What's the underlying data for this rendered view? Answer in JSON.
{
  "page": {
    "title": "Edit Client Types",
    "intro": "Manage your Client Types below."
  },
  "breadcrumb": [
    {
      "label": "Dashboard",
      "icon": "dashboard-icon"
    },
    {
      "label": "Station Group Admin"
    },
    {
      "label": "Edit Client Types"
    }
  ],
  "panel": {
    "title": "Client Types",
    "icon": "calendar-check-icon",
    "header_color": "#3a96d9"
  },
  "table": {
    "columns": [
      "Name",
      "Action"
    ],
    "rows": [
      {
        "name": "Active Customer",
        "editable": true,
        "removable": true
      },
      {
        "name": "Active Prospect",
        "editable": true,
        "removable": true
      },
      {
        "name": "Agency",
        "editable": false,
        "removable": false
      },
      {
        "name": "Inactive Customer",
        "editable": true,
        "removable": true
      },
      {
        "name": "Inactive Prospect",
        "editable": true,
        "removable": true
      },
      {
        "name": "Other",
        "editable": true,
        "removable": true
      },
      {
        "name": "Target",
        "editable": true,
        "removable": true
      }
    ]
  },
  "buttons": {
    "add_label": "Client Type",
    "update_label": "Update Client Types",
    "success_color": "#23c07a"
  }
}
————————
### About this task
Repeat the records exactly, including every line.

### Solution for this problem
What's the underlying data for this rendered view? Answer in JSON.
{
  "page": {
    "title": "Edit Client Types",
    "intro": "Manage your Client Types below."
  },
  "breadcrumb": [
    {
      "label": "Dashboard",
      "icon": "dashboard-icon"
    },
    {
      "label": "Station Group Admin"
    },
    {
      "label": "Edit Client Types"
    }
  ],
  "panel": {
    "title": "Client Types",
    "icon": "calendar-check-icon",
    "header_color": "#3a96d9"
  },
  "table": {
    "columns": [
      "Name",
      "Action"
    ],
    "rows": [
      {
        "name": "Active Customer",
        "editable": true,
        "removable": true
      },
      {
        "name": "Active Prospect",
        "editable": true,
        "removable": true
      },
      {
        "name": "Agency",
        "editable": false,
        "removable": false
      },
      {
        "name": "Inactive Customer",
        "editable": true,
        "removable": true
      },
      {
        "name": "Inactive Prospect",
        "editable": true,
        "removable": true
      },
      {
        "name": "Other",
        "editable": true,
        "removable": true
      },
      {
        "name": "Target",
        "editable": true,
        "removable": true
      }
    ]
  },
  "buttons": {
    "add_label": "Client Type",
    "update_label": "Update Client Types",
    "success_color": "#23c07a"
  }
}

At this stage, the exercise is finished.